YOUR TASK
Give back the entire listing verbatim.
------------------------------------------------------------------------
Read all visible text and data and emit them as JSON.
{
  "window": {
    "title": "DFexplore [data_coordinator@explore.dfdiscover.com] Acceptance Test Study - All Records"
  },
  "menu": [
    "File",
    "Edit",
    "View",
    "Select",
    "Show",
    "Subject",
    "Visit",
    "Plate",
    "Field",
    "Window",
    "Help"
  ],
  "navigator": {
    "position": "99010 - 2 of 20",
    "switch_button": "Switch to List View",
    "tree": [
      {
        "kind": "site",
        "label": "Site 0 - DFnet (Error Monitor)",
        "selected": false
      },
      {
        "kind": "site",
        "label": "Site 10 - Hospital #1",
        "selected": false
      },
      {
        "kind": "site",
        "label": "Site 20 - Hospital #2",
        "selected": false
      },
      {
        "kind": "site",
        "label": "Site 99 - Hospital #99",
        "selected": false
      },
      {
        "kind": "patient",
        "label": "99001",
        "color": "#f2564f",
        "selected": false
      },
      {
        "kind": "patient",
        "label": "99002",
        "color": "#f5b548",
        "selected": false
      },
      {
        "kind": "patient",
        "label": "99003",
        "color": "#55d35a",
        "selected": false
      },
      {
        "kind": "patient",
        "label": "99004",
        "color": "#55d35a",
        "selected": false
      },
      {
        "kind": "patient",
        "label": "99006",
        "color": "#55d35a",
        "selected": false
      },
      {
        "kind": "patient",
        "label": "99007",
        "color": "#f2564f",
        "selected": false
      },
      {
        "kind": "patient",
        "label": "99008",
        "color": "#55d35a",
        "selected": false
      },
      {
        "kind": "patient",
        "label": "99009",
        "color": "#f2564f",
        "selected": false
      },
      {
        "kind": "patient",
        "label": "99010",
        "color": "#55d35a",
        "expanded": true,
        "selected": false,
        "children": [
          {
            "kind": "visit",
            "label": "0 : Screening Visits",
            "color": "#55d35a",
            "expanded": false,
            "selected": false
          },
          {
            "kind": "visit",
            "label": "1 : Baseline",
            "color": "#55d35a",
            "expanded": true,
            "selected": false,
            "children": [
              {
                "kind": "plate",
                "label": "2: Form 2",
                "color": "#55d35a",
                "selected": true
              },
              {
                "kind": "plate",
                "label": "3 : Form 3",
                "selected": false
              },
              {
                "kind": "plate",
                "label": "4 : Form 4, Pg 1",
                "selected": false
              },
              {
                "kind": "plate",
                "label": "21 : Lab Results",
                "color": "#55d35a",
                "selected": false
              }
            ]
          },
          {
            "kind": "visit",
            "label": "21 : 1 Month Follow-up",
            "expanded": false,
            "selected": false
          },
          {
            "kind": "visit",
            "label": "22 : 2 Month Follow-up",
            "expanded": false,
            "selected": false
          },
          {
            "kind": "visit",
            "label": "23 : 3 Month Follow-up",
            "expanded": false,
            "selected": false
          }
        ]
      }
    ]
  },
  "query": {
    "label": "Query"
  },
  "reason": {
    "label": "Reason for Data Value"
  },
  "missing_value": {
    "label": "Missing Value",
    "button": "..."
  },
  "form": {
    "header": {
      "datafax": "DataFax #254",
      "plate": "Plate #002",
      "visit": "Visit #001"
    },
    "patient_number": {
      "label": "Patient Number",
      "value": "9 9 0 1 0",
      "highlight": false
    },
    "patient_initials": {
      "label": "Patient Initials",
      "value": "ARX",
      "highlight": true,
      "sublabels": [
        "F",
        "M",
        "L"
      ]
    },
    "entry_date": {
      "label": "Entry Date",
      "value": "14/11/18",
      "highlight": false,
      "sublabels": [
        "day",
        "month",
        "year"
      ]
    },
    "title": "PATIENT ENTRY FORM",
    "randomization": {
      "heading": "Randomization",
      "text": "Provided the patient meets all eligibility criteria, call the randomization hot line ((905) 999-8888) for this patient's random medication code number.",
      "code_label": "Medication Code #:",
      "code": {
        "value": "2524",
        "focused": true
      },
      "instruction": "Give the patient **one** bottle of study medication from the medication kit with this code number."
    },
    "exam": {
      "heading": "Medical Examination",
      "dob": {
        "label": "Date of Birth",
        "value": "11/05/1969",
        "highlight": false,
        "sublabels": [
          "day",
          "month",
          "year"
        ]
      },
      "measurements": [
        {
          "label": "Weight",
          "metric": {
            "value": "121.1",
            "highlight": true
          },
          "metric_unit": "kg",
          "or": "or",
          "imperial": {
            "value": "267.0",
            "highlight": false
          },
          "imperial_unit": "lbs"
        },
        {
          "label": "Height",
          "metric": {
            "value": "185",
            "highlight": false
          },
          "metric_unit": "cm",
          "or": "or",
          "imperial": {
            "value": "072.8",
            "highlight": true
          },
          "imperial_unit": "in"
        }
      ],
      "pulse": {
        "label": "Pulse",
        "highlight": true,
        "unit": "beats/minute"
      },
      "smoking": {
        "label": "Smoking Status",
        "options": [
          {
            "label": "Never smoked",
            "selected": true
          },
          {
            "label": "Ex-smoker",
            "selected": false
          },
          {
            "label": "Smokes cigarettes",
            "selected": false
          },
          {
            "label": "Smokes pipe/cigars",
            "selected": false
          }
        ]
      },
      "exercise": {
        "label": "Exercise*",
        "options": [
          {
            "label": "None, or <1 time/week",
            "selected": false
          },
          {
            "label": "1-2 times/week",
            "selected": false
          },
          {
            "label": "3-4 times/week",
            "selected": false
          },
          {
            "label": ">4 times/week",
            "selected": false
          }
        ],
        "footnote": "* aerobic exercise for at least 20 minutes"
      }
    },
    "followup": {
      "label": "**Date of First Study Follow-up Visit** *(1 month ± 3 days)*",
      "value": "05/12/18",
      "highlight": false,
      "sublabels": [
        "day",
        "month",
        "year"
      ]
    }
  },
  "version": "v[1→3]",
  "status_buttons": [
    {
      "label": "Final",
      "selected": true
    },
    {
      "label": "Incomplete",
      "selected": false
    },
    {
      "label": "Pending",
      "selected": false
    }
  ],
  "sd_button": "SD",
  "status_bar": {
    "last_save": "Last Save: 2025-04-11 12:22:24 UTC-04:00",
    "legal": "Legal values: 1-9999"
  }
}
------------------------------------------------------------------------
ANSWER SECTION
Read all visible text and data and emit them as JSON.
{
  "window": {
    "title": "DFexplore [data_coordinator@explore.dfdiscover.com] Acceptance Test Study - All Records"
  },
  "menu": [
    "File",
    "Edit",
    "View",
    "Select",
    "Show",
    "Subject",
    "Visit",
    "Plate",
    "Field",
    "Window",
    "Help"
  ],
  "navigator": {
    "position": "99010 - 2 of 20",
    "switch_button": "Switch to List View",
    "tree": [
      {
        "kind": "site",
        "label": "Site 0 - DFnet (Error Monitor)",
        "selected": false
      },
      {
        "kind": "site",
        "label": "Site 10 - Hospital #1",
        "selected": false
      },
      {
        "kind": "site",
        "label": "Site 20 - Hospital #2",
        "selected": false
      },
      {
        "kind": "site",
        "label": "Site 99 - Hospital #99",
        "selected": false
      },
      {
        "kind": "patient",
        "label": "99001",
        "color": "#f2564f",
        "selected": false
      },
      {
        "kind": "patient",
        "label": "99002",
        "color": "#f5b548",
        "selected": false
      },
      {
        "kind": "patient",
        "label": "99003",
        "color": "#55d35a",
        "selected": false
      },
      {
        "kind": "patient",
        "label": "99004",
        "color": "#55d35a",
        "selected": false
      },
      {
        "kind": "patient",
        "label": "99006",
        "color": "#55d35a",
        "selected": false
      },
      {
        "kind": "patient",
        "label": "99007",
        "color": "#f2564f",
        "selected": false
      },
      {
        "kind": "patient",
        "label": "99008",
        "color": "#55d35a",
        "selected": false
      },
      {
        "kind": "patient",
        "label": "99009",
        "color": "#f2564f",
        "selected": false
      },
      {
        "kind": "patient",
        "label": "99010",
        "color": "#55d35a",
        "expanded": true,
        "selected": false,
        "children": [
          {
            "kind": "visit",
            "label": "0 : Screening Visits",
            "color": "#55d35a",
            "expanded": false,
            "selected": false
          },
          {
            "kind": "visit",
            "label": "1 : Baseline",
            "color": "#55d35a",
            "expanded": true,
            "selected": false,
            "children": [
              {
                "kind": "plate",
                "label": "2: Form 2",
                "color": "#55d35a",
                "selected": true
              },
              {
                "kind": "plate",
                "label": "3 : Form 3",
                "selected": false
              },
              {
                "kind": "plate",
                "label": "4 : Form 4, Pg 1",
                "selected": false
              },
              {
                "kind": "plate",
                "label": "21 : Lab Results",
                "color": "#55d35a",
                "selected": false
              }
            ]
          },
          {
            "kind": "visit",
            "label": "21 : 1 Month Follow-up",
            "expanded": false,
            "selected": false
          },
          {
            "kind": "visit",
            "label": "22 : 2 Month Follow-up",
            "expanded": false,
            "selected": false
          },
          {
            "kind": "visit",
            "label": "23 : 3 Month Follow-up",
            "expanded": false,
            "selected": false
          }
        ]
      }
    ]
  },
  "query": {
    "label": "Query"
  },
  "reason": {
    "label": "Reason for Data Value"
  },
  "missing_value": {
    "label": "Missing Value",
    "button": "..."
  },
  "form": {
    "header": {
      "datafax": "DataFax #254",
      "plate": "Plate #002",
      "visit": "Visit #001"
    },
    "patient_number": {
      "label": "Patient Number",
      "value": "9 9 0 1 0",
      "highlight": false
    },
    "patient_initials": {
      "label": "Patient Initials",
      "value": "ARX",
      "highlight": true,
      "sublabels": [
        "F",
        "M",
        "L"
      ]
    },
    "entry_date": {
      "label": "Entry Date",
      "value": "14/11/18",
      "highlight": false,
      "sublabels": [
        "day",
        "month",
        "year"
      ]
    },
    "title": "PATIENT ENTRY FORM",
    "randomization": {
      "heading": "Randomization",
      "text": "Provided the patient meets all eligibility criteria, call the randomization hot line ((905) 999-8888) for this patient's random medication code number.",
      "code_label": "Medication Code #:",
      "code": {
        "value": "2524",
        "focused": true
      },
      "instruction": "Give the patient **one** bottle of study medication from the medication kit with this code number."
    },
    "exam": {
      "heading": "Medical Examination",
      "dob": {
        "label": "Date of Birth",
        "value": "11/05/1969",
        "highlight": false,
        "sublabels": [
          "day",
          "month",
          "year"
        ]
      },
      "measurements": [
        {
          "label": "Weight",
          "metric": {
            "value": "121.1",
            "highlight": true
          },
          "metric_unit": "kg",
          "or": "or",
          "imperial": {
            "value": "267.0",
            "highlight": false
          },
          "imperial_unit": "lbs"
        },
        {
          "label": "Height",
          "metric": {
            "value": "185",
            "highlight": false
          },
          "metric_unit": "cm",
          "or": "or",
          "imperial": {
            "value": "072.8",
            "highlight": true
          },
          "imperial_unit": "in"
        }
      ],
      "pulse": {
        "label": "Pulse",
        "highlight": true,
        "unit": "beats/minute"
      },
      "smoking": {
        "label": "Smoking Status",
        "options": [
          {
            "label": "Never smoked",
            "selected": true
          },
          {
            "label": "Ex-smoker",
            "selected": false
          },
          {
            "label": "Smokes cigarettes",
            "selected": false
          },
          {
            "label": "Smokes pipe/cigars",
            "selected": false
          }
        ]
      },
      "exercise": {
        "label": "Exercise*",
        "options": [
          {
            "label": "None, or <1 time/week",
            "selected": false
          },
          {
            "label": "1-2 times/week",
            "selected": false
          },
          {
            "label": "3-4 times/week",
            "selected": false
          },
          {
            "label": ">4 times/week",
            "selected": false
          }
        ],
        "footnote": "* aerobic exercise for at least 20 minutes"
      }
    },
    "followup": {
      "label": "**Date of First Study Follow-up Visit** *(1 month ± 3 days)*",
      "value": "05/12/18",
      "highlight": false,
      "sublabels": [
        "day",
        "month",
        "year"
      ]
    }
  },
  "version": "v[1→3]",
  "status_buttons": [
    {
      "label": "Final",
      "selected": true
    },
    {
      "label": "Incomplete",
      "selected": false
    },
    {
      "label": "Pending",
      "selected": false
    }
  ],
  "sd_button": "SD",
  "status_bar": {
    "last_save": "Last Save: 2025-04-11 12:22:24 UTC-04:00",
    "legal": "Legal values: 1-9999"
  }
}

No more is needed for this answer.